    22. Red Yeast Rice • Fermented rice product • Contain monacolins, naturally occurring substances that have HMG CoA reductase inhibitor activity • Monacolin K is the active ingredient in Lovastatin • 2.4 gram/day of Red Yeast Rice is equivalent to 4.8mg Lovastatin • Many different preparations and no standardization

    23. Starting Drug Therapy • Can start with statin at low-moderate doses that have been used in clinical trials • Pravastatin 40mg • Atorvastatin 10mg • Can also start with a moderately higher dose of a statin • Simvastatin 40mg • Atorvastatin 20mg • No studies have directly compared effects of low-moderate intensity tx with high-intensity tx for primary prevention • Get LFT’s and consider baseline CPK as previously discussed

    24. Managing Statin Side Effects • Muscle pain or elevated CPK • Reasonable to stop statin and re-challenge later with lower dose or different statin • Elevated ALT • <3 times upper limit of normal and asymptomatic • Reasonable to continue statin and monitor serial LFT’s and for development of symptoms • >3 times upper limit of normal and asymptomatic • Reasonable to stop statin, see if ALT resolves, and re-challenge with lower dose or different statin • May also continue statin at lower dose, or change to different statin

    25. What if patient is not at goal LDL? • Reemphasize importance of Therapeutic Lifestyle Changes • Increase dose of statin • Inefficient, doubling of dose only decreases LDL by another 6-7% • Change statin • Atorvastatin is strongest formulary statin • Add low dose bile acid sequestrant • Can give another 10% decrease in LDL • Add Zetia • Add Niacin • Add plant sterol-containing margarine

    26. Metabolic Syndrome • A constellation of lipid and non-lipid risk factors of metabolic origin • Closely linked with insulin resistance, where the normal actions of insulin are impaired • Diagnosis is made when 3 or more risk factors are present

    27. Metabolic Syndrome • Metabolic syndrome risk factors increase CHD risk at any LDL-level • A secondary target of therapy after LDL control • Management has two objectives • Reduce underlying causes (obesity, inactivity) • Treat associated nonlipid and lipid risk factors • First-line therapies for all risk factors associated with the metabolic syndrome are weight reduction and increased physical activity • If LDL is controlled and metabolic syndrome is present, TLC should stress weight reduction and physical activity

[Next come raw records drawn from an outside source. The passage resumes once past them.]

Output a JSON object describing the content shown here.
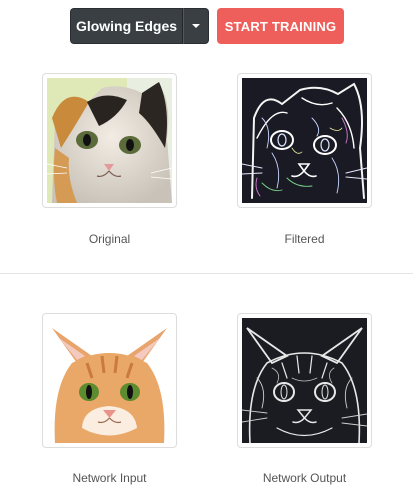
{
  "toolbar": {
    "filter_select": {
      "value": "Glowing Edges"
    },
    "train_button": {
      "label": "START TRAINING"
    }
  },
  "panels": [
    {
      "caption": "Original",
      "image": "calico-kitten-photo"
    },
    {
      "caption": "Filtered",
      "image": "glowing-edges-filtered-kitten"
    },
    {
      "caption": "Network Input",
      "image": "orange-tabby-kitten-photo"
    },
    {
      "caption": "Network Output",
      "image": "network-output-edges-kitten"
    }
  ],
  "colors": {
    "select_bg": "#3a3f44",
    "train_bg": "#ee5f5b",
    "edge_dark": "#1a1a24"
  },
  "icons": {
    "caret": "chevron-down-icon"
  }
}
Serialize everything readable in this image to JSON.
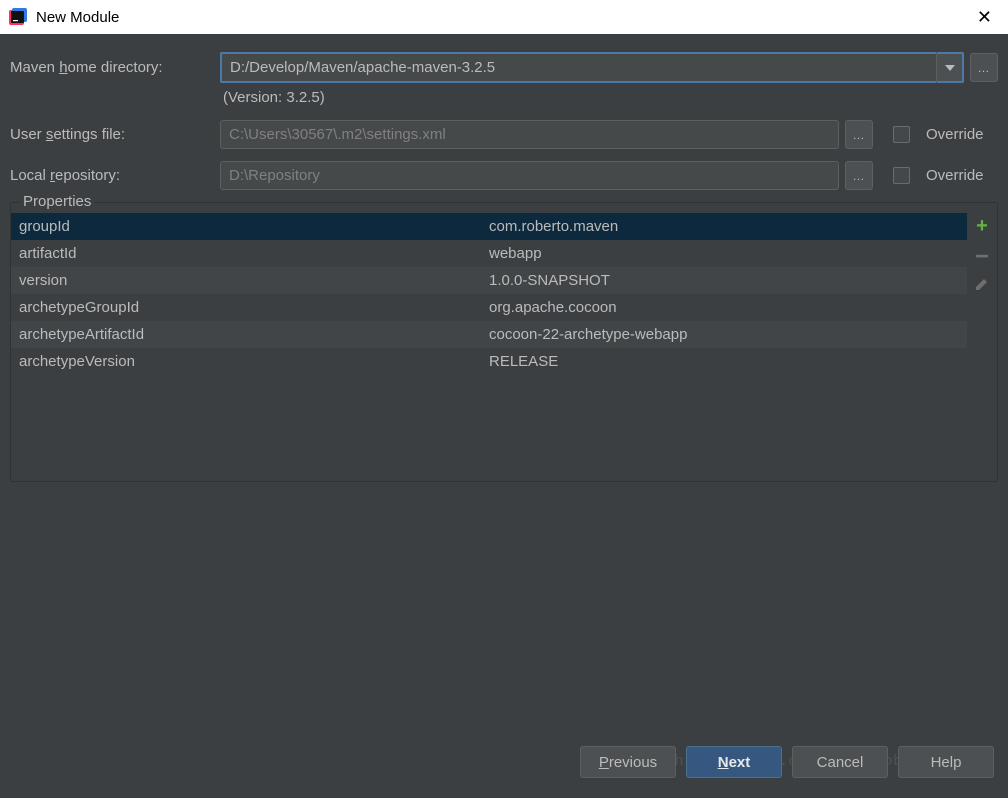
{
  "titlebar": {
    "title": "New Module"
  },
  "form": {
    "maven_home_label_pre": "Maven ",
    "maven_home_label_u": "h",
    "maven_home_label_post": "ome directory:",
    "maven_home_value": "D:/Develop/Maven/apache-maven-3.2.5",
    "version_text": "(Version: 3.2.5)",
    "user_settings_label_pre": "User ",
    "user_settings_label_u": "s",
    "user_settings_label_post": "ettings file:",
    "user_settings_value": "C:\\Users\\30567\\.m2\\settings.xml",
    "local_repo_label_pre": "Local ",
    "local_repo_label_u": "r",
    "local_repo_label_post": "epository:",
    "local_repo_value": "D:\\Repository",
    "override_label": "Override"
  },
  "properties": {
    "header": "Properties",
    "rows": [
      {
        "key": "groupId",
        "val": "com.roberto.maven"
      },
      {
        "key": "artifactId",
        "val": "webapp"
      },
      {
        "key": "version",
        "val": "1.0.0-SNAPSHOT"
      },
      {
        "key": "archetypeGroupId",
        "val": "org.apache.cocoon"
      },
      {
        "key": "archetypeArtifactId",
        "val": "cocoon-22-archetype-webapp"
      },
      {
        "key": "archetypeVersion",
        "val": "RELEASE"
      }
    ]
  },
  "buttons": {
    "previous_u": "P",
    "previous_post": "revious",
    "next_u": "N",
    "next_post": "ext",
    "cancel": "Cancel",
    "help": "Help"
  },
  "watermark": "http://blog.csdn.net/RobertoHuang"
}
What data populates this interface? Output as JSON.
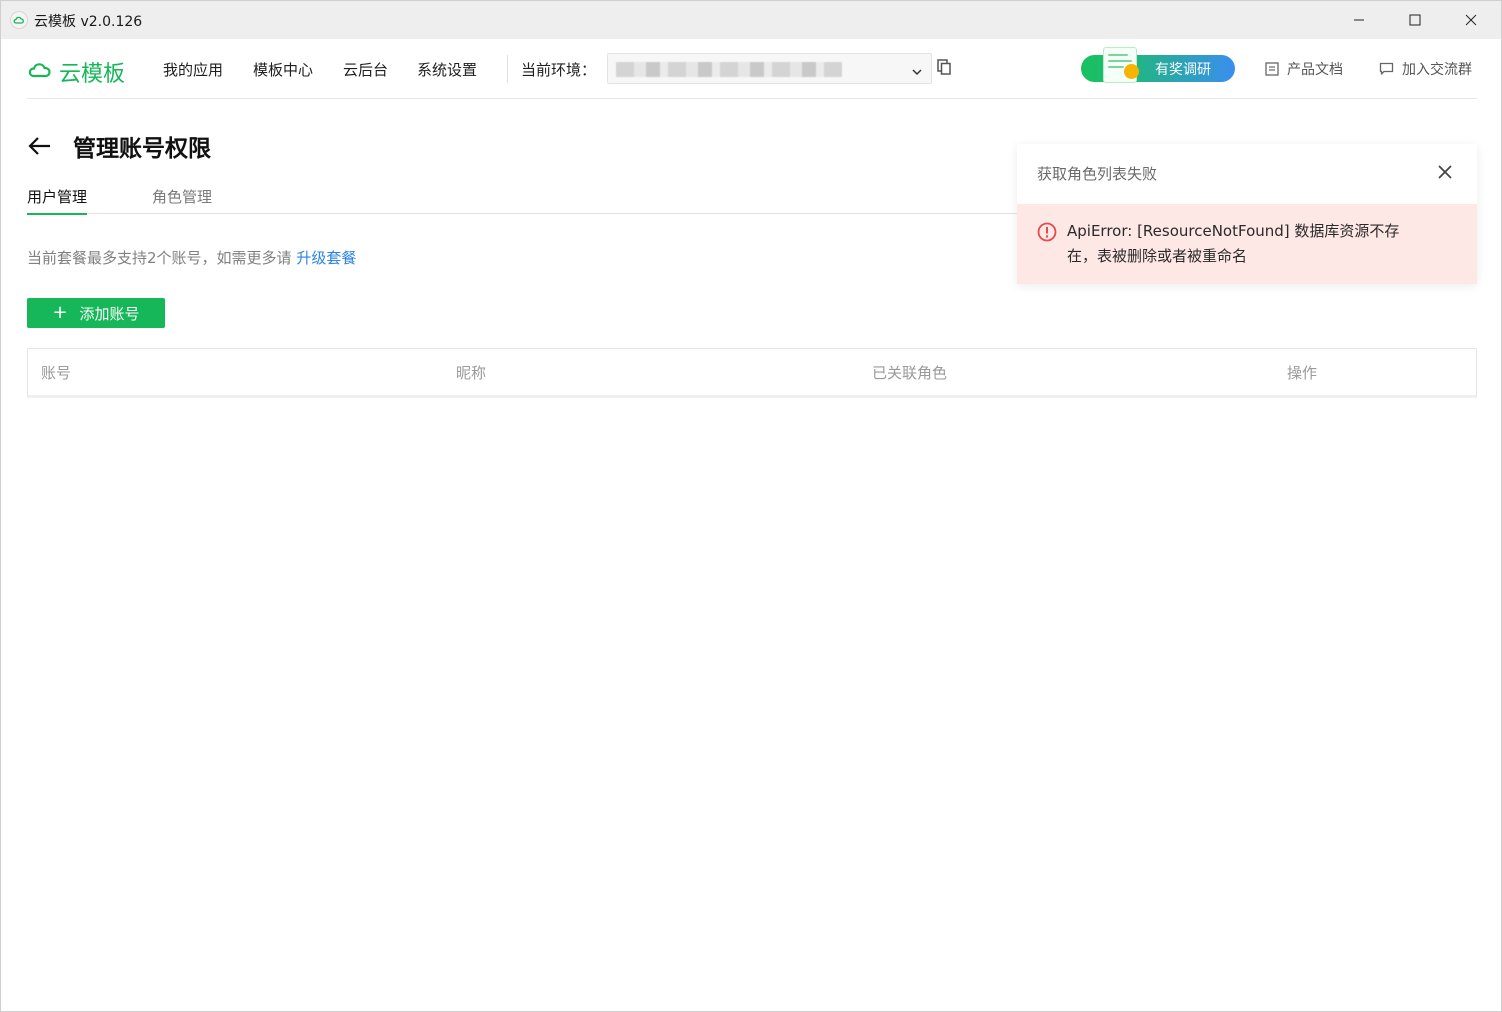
{
  "window": {
    "title": "云模板 v2.0.126"
  },
  "nav": {
    "brand": "云模板",
    "items": [
      "我的应用",
      "模板中心",
      "云后台",
      "系统设置"
    ],
    "env_label": "当前环境：",
    "survey": "有奖调研",
    "docs": "产品文档",
    "join_group": "加入交流群"
  },
  "page": {
    "title": "管理账号权限",
    "tabs": [
      "用户管理",
      "角色管理"
    ],
    "active_tab": "用户管理",
    "quota_text": "当前套餐最多支持2个账号，如需更多请 ",
    "upgrade_link": "升级套餐",
    "add_button": "添加账号"
  },
  "table": {
    "columns": [
      "账号",
      "昵称",
      "已关联角色",
      "操作"
    ],
    "rows": []
  },
  "toast": {
    "title": "获取角色列表失败",
    "message": "ApiError: [ResourceNotFound] 数据库资源不存在，表被删除或者被重命名"
  },
  "colors": {
    "brand_green": "#16b758",
    "link_blue": "#2b84e6",
    "error_red": "#e5484d",
    "error_bg": "#fde8e6"
  },
  "icons": {
    "app": "cloud-app-icon",
    "brand": "cloud-icon",
    "back": "arrow-left-icon",
    "copy": "copy-icon",
    "docs": "document-icon",
    "group": "chat-bubble-icon",
    "close": "close-icon",
    "error": "error-circle-icon"
  }
}
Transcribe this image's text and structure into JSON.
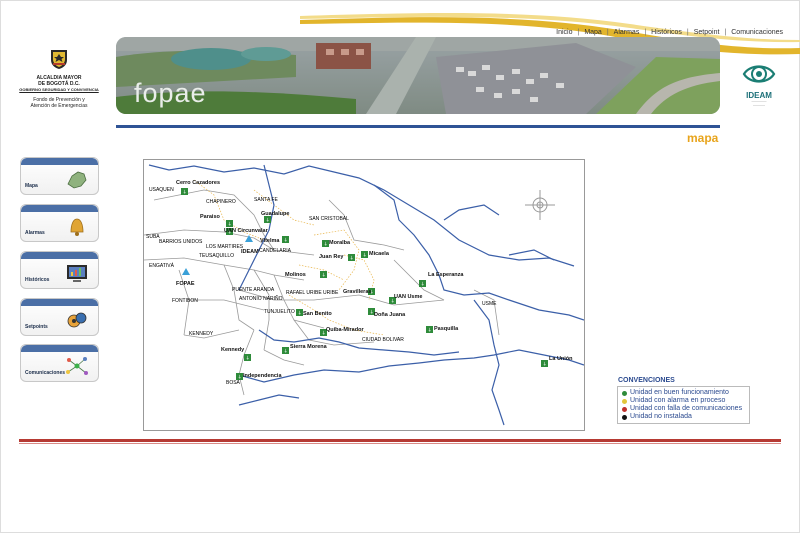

    28. Specific Dyslipidemias • Very High LDL (>190 mg/dl) • Usually genetic • Recommend family testing • Often need combined treatment to reach LDL goal (statin plus bile acid sequestrant)

    29. Hypertriglyceridemia • An independent risk factor for CHD • Accumulation of triglyceride-rich lipoproteins (chylomicrons, VLDL, partially degraded VLDL, and IDL) in plasma • Chylomicrons and large VLDL are less atherogenic • Small VLDL is more atherogenic • VLDL cholesterol is easiest way to measure atherogenic remnant lipoproteins

    30. Hypertriglyceridemia • Since triglyceride-rich lipoproteins also transport cholesterol, hypercholesterolemia often accompanies hypertriglyceridemia • Contributing factors to hypertrig

    31. Hypertriglyceridemia

    32. Borderline High Trigs • 150-199 mg/dl • Emphasize TLC, particularly weight loss and exercise

    33. High Trigs • High (200-499 mg/dl) • Non-HDL (LDL + VLDL) becomes a secondary target of therapy • Want non-HDL to be less than 30 mg/dl higher than LDL • Goal VLDL <30 mg/dl • Statins have less VLDL lowering effect • May add Niacin or a fibrate (Fenofibrate is best choice with statin therapy)

    34. Very High Trigs • >500 mg/dl • Goal is to prevent pancreatitis • TLC and Fibrate or Niacin

    35. Isolated Hypertriglyceridemia • With low LDL and/or low HDL • May use drug therapy if TLC doestn’t work and patient has a strong family history of CHD or multiple risk factors • Fibrates are probably the best choice • May add Niacin • Consider Fish Oil

    36. Questions?